Elizabeth Larson: Candidate profile
Name: Elizabeth Larson
Office sought: Batavia Library trustee
Family: Husband Robin, daughter Ali (age 5), Scotty the dog
Occupation: Job hunting, previously worked at a Corporate Federal Credit Union and in business consulting
Education: BA in Communication Arts and Sciences/History double major from DePauw University (in Indiana), MS in Information and Communication Sciences from Ball State University.
Civic involvement: Friends of the Batavia Public Library board of directors since 2012, Friends Representative to the board of directors of the Batavia Public Library Foundation since 2013, Library Foundation representative to steering committee of Bulldogs Unleashed 2.0 public art project in 2018. Member of the Batavia Mother's Club since fall of 2016: current Philanthropic Chair, 2018 Fox Trot 5K/10K/kids races co-chair
Previous elected offices held: None. This is my first time running for public office
What are the most important issues facing your library district and how do you intend to address them?
In 2018, the board of trustees reached out to the community at large about the Library through the Speak Up! sessions and a Library referendum on the ballot in November. The four Speak Up! Sessions concentrated on the needs of the community to help develop a long-range plan for the Library. In the referendum, voters were asked to approve a 7-cent tax rate increase for library operations, replacing a tax for construction bonds that are about to be paid off. The most important thing to do going forward would be to take the needs that the community laid out and use that information to guide decisions for both the short and the long-term plans for the Library.
Why are you running for office? Is there a particular issue that motivates you? If so, what is it?
I grew up interested in politics, but never made the decision to put myself on the line. In the past few years, I began to wonder if I could make a difference or be the person to step up. While my individual voice may not change the world, it could help my community. After 7 years of stepping up onto the Board of the Friends of the Library, 6 years as the Friends liaison to the Library Foundation, working on the steering committee to a joint venture between the Library, Parks, and Schools that raised over $70K for the foundations, and in my third year volunteering with the local Mothers' Club, I know that I can help make a difference, small and large. I want to run to be that difference. I want to step forward and do my part. Decisions are made by those who show up and now is my time to show up.
If you are an incumbent, describe your main contributions. Tell us of important initiatives you've led. If you are a non-incumbent, tell us what contributions you would make.
I have a life long love of reading and books. This love of reading was always encouraged by the library, which let me take armfuls of books home, along with providing things like the summer reading program that encouraged reading as fun. So to be able to use my time and talents in trying to help continuously improve the Library's services for the benefit of the community would be a wonderful opportunity to "give back" to the Library and to all those who enjoy these resources.
Do you have a library card? How long have you had it? How often do you use it?
I have held my own library card for as long as I can remember. The library has always held a fun place in my life.
I got my Batavia Public Library card shortly after we moved to Batavia. My in-person library usage increased after my daughter was born. We enjoy going to youth services events and checking out books together.
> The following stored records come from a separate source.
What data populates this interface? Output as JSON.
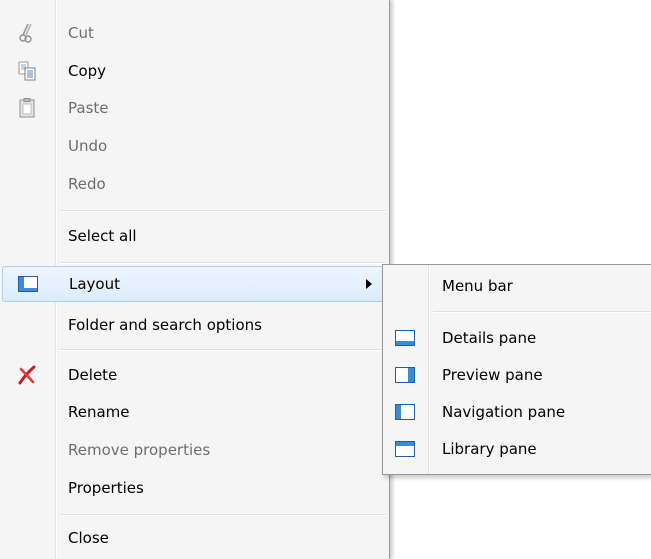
{
  "menu": {
    "items": [
      {
        "label": "Cut",
        "disabled": true,
        "icon": "scissors-icon"
      },
      {
        "label": "Copy",
        "disabled": false,
        "icon": "copy-icon"
      },
      {
        "label": "Paste",
        "disabled": true,
        "icon": "paste-icon"
      },
      {
        "label": "Undo",
        "disabled": true
      },
      {
        "label": "Redo",
        "disabled": true
      },
      {
        "label": "Select all",
        "disabled": false
      },
      {
        "label": "Layout",
        "disabled": false,
        "icon": "layout-icon",
        "submenu": true,
        "highlighted": true
      },
      {
        "label": "Folder and search options",
        "disabled": false
      },
      {
        "label": "Delete",
        "disabled": false,
        "icon": "delete-x-icon"
      },
      {
        "label": "Rename",
        "disabled": false
      },
      {
        "label": "Remove properties",
        "disabled": true
      },
      {
        "label": "Properties",
        "disabled": false
      },
      {
        "label": "Close",
        "disabled": false
      }
    ]
  },
  "layout_submenu": {
    "items": [
      {
        "label": "Menu bar",
        "icon": ""
      },
      {
        "label": "Details pane",
        "icon": "details-pane-icon"
      },
      {
        "label": "Preview pane",
        "icon": "preview-pane-icon"
      },
      {
        "label": "Navigation pane",
        "icon": "navigation-pane-icon"
      },
      {
        "label": "Library pane",
        "icon": "library-pane-icon"
      }
    ]
  },
  "colors": {
    "menu_background": "#f5f5f5",
    "highlight_border": "#aecff7",
    "disabled_text": "#6d6d6d",
    "pane_icon_blue": "#3d8bd3",
    "delete_red": "#d11a1a"
  }
}
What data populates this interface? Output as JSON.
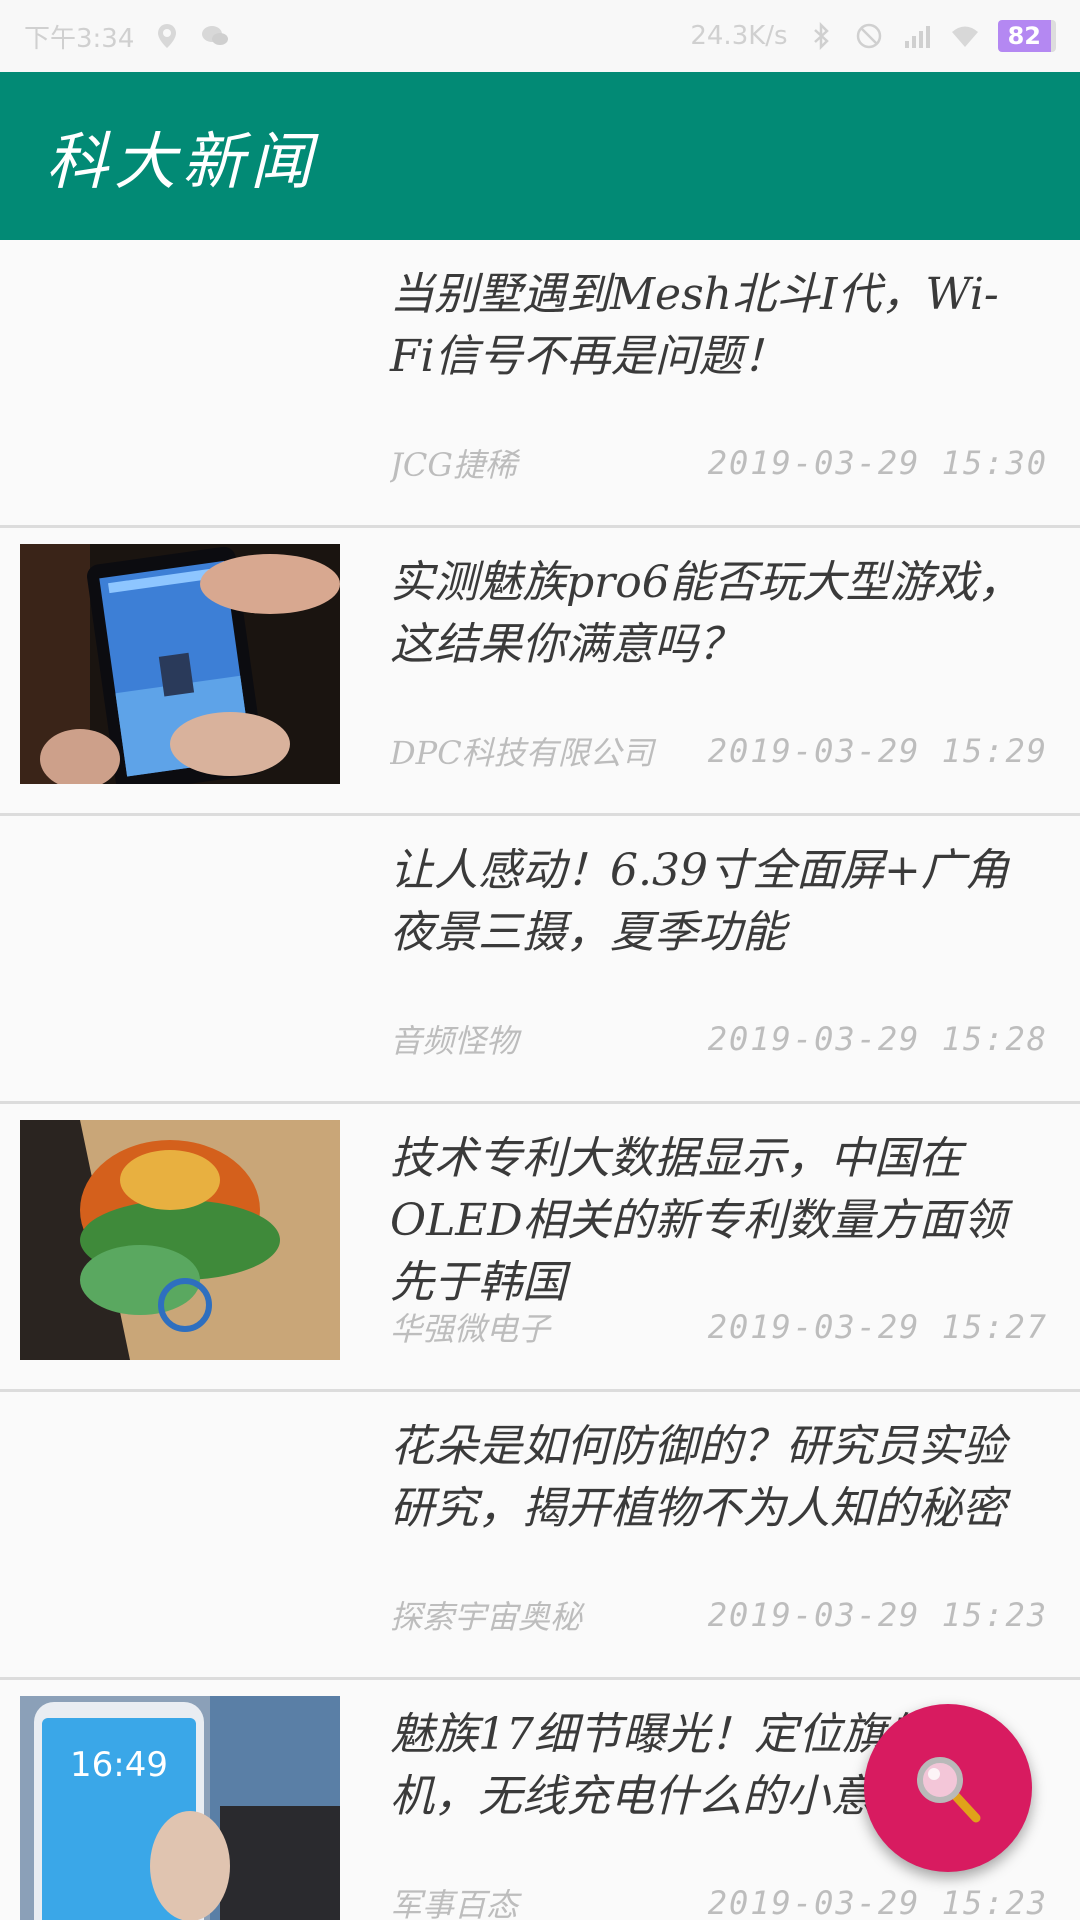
{
  "status_bar": {
    "time": "下午3:34",
    "network_speed": "24.3K/s",
    "battery": "82"
  },
  "app_bar": {
    "title": "科大新闻"
  },
  "news": [
    {
      "title": "当别墅遇到Mesh北斗I代，Wi-Fi信号不再是问题！",
      "source": "JCG捷稀",
      "time": "2019-03-29 15:30",
      "has_image": false
    },
    {
      "title": "实测魅族pro6能否玩大型游戏，这结果你满意吗？",
      "source": "DPC科技有限公司",
      "time": "2019-03-29 15:29",
      "has_image": true
    },
    {
      "title": "让人感动！6.39寸全面屏+广角夜景三摄，夏季功能",
      "source": "音频怪物",
      "time": "2019-03-29 15:28",
      "has_image": false
    },
    {
      "title": "技术专利大数据显示，中国在OLED相关的新专利数量方面领先于韩国",
      "source": "华强微电子",
      "time": "2019-03-29 15:27",
      "has_image": true
    },
    {
      "title": "花朵是如何防御的？研究员实验研究，揭开植物不为人知的秘密",
      "source": "探索宇宙奥秘",
      "time": "2019-03-29 15:23",
      "has_image": false
    },
    {
      "title": "魅族17细节曝光！定位旗舰手机，无线充电什么的小意思！",
      "source": "军事百态",
      "time": "2019-03-29 15:23",
      "has_image": true
    }
  ],
  "fab": {
    "icon": "magnifier-icon"
  },
  "colors": {
    "app_bar": "#028a75",
    "fab": "#d81b60",
    "divider": "#dcdcdc"
  }
}
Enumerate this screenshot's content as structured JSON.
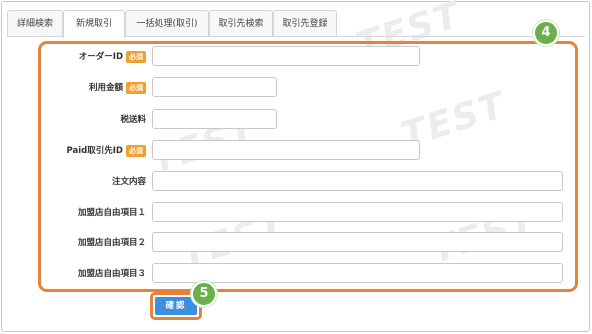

What impact have economic and technological changes had on libraries? How does a library remain relevant? How should its role in the community change?
As technology changes and updates, the Library needs to keep up with the changes in order to reach the needs of the community. This updating, however, does not mean that Libraries have become irrelevant.
The main thing that Libraries can and have provided in changing times is access and space. Libraries provide: access to information/books/electronic books/media/video games; access to internet for those who do not have access at home; access to specialty databases/journals/newspapers that are not open to individuals; access to free lectures and classes on how to use technology and research, music events, story times, storybook character visits, and family events in youth services; access to trained personal to help sort through all the information out there to figure out exactly what is needed (I have never found a question that a Librarian could not answer with time to research); and access to space for the community (rooms to use for other nonprofits/organizations as meeting spaces, tutoring spaces, places to study and/or read quietly, place for kids to play). Libraries reflect and support their communities and can help users sort through all the information out there to find exactly what they need.